Thomas Rodger Senior and an Unknown Violinist (About 1855)
About this artwork
Thomas Rodger senior, the figure on the left, was a house painter by trade. He nevertheless wholeheartedly supported his son in his photographic work. Father and son lived in Fife and were very close. The antics in this picture may have been inspired by David Wilkie's painting, 'The Blind Fiddler' (1806), where a boy pretends he is a fiddler with bellows and a poker. Legend has it that the violinist in this albumen print was Paganini himself, but the latter had died ten years earlier.
- title: Thomas Rodger Senior and an Unknown Violinist
- accession number: PGP 111.67
- artist: Thomas RodgerScottish (1833 - 1883)
- depicted: Thomas Rodger
- gallery: Scottish National Portrait Gallery(Print Room)
- object type: Photograph
- materials: Albumen print
- date created: About 1855
- measurements: 17.40 x 14.30 cm
- credit line: Purchased 1988

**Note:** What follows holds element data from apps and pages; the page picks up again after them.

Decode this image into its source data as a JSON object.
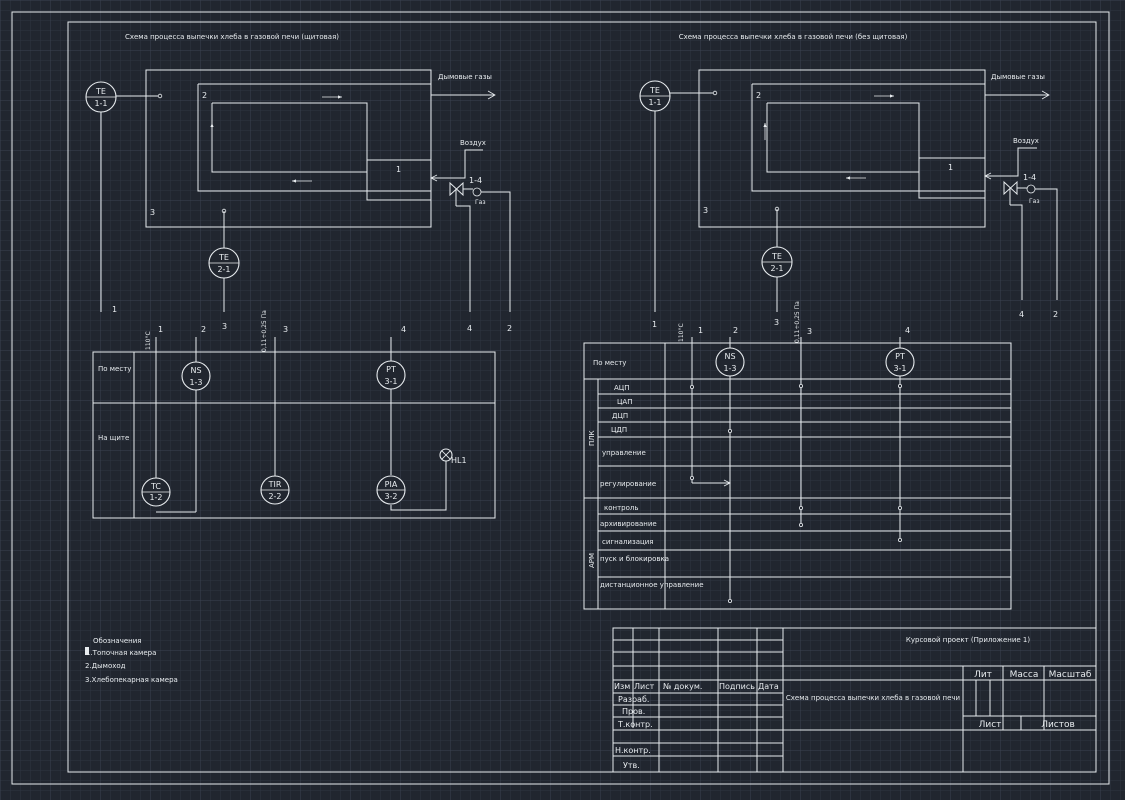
{
  "colors": {
    "background": "#21262f",
    "grid": "#2e3542",
    "grid_major": "#3a4250",
    "lines": "#e8ecef"
  },
  "left_scheme": {
    "title": "Схема процесса выпечки хлеба в газовой печи (щитовая)",
    "flue_gas_label": "Дымовые газы",
    "air_label": "Воздух",
    "gas_label": "Газ",
    "zone_1": "1",
    "zone_2": "2",
    "zone_3": "3",
    "valve_tag": "1-4",
    "instruments": {
      "te11": {
        "code": "TE",
        "num": "1-1"
      },
      "te21": {
        "code": "TE",
        "num": "2-1"
      },
      "ns13": {
        "code": "NS",
        "num": "1-3"
      },
      "pt31": {
        "code": "PT",
        "num": "3-1"
      },
      "tc12": {
        "code": "TC",
        "num": "1-2"
      },
      "tir22": {
        "code": "TIR",
        "num": "2-2"
      },
      "pia32": {
        "code": "PIA",
        "num": "3-2"
      }
    },
    "lamp_label": "HL1",
    "line_numbers": [
      "1",
      "3",
      "4",
      "2"
    ],
    "column_numbers": [
      "1",
      "2",
      "3",
      "4"
    ],
    "range_temp": "110°С",
    "range_pressure": "0,11÷0,25 Па",
    "row_local": "По месту",
    "row_panel": "На щите"
  },
  "right_scheme": {
    "title": "Схема процесса выпечки хлеба в газовой печи (без щитовая)",
    "flue_gas_label": "Дымовые газы",
    "air_label": "Воздух",
    "gas_label": "Газ",
    "zone_1": "1",
    "zone_2": "2",
    "zone_3": "3",
    "valve_tag": "1-4",
    "instruments": {
      "te11": {
        "code": "TE",
        "num": "1-1"
      },
      "te21": {
        "code": "TE",
        "num": "2-1"
      },
      "ns13": {
        "code": "NS",
        "num": "1-3"
      },
      "pt31": {
        "code": "PT",
        "num": "3-1"
      }
    },
    "line_numbers": [
      "1",
      "3",
      "4",
      "2"
    ],
    "column_numbers": [
      "1",
      "2",
      "3",
      "4"
    ],
    "range_temp": "110°С",
    "range_pressure": "0,11÷0,25 Па",
    "row_local": "По месту",
    "group_plc": "ПЛК",
    "group_arm": "АРМ",
    "plc_rows": [
      "АЦП",
      "ЦАП",
      "ДЦП",
      "ЦДП",
      "управление",
      "регулирование"
    ],
    "arm_rows": [
      "контроль",
      "архивирование",
      "сигнализация",
      "пуск и блокировка",
      "дистанционное управление"
    ]
  },
  "legend": {
    "heading": "Обозначения",
    "items": [
      "1.Топочная камера",
      "2.Дымоход",
      "3.Хлебопекарная камера"
    ]
  },
  "title_block": {
    "project": "Курсовой проект (Приложение 1)",
    "drawing_name": "Схема процесса выпечки хлеба в газовой печи",
    "col_headers": [
      "Изм",
      "Лист",
      "№ докум.",
      "Подпись",
      "Дата"
    ],
    "row_labels": [
      "Разраб.",
      "Пров.",
      "Т.контр.",
      "Н.контр.",
      "Утв."
    ],
    "lit": "Лит",
    "mass": "Масса",
    "scale": "Масштаб",
    "sheet": "Лист",
    "sheets": "Листов"
  }
}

Thomas Rodger was a pupil and laboratory assistant to John Adamson. On the death of Robert Adamson, John Adamson urged the sixteen-year-old Rodger to set up his own studio in the city. He had a precise approach to the chemistry of photography which earned him success at exhibitions and competitions around Scotland. Having begun as a 'calotypist' in 1848, he later moved on to the collodion process. Sadly, his glass negatives were smashed when, after his death, his studio closed down in the early 1900s.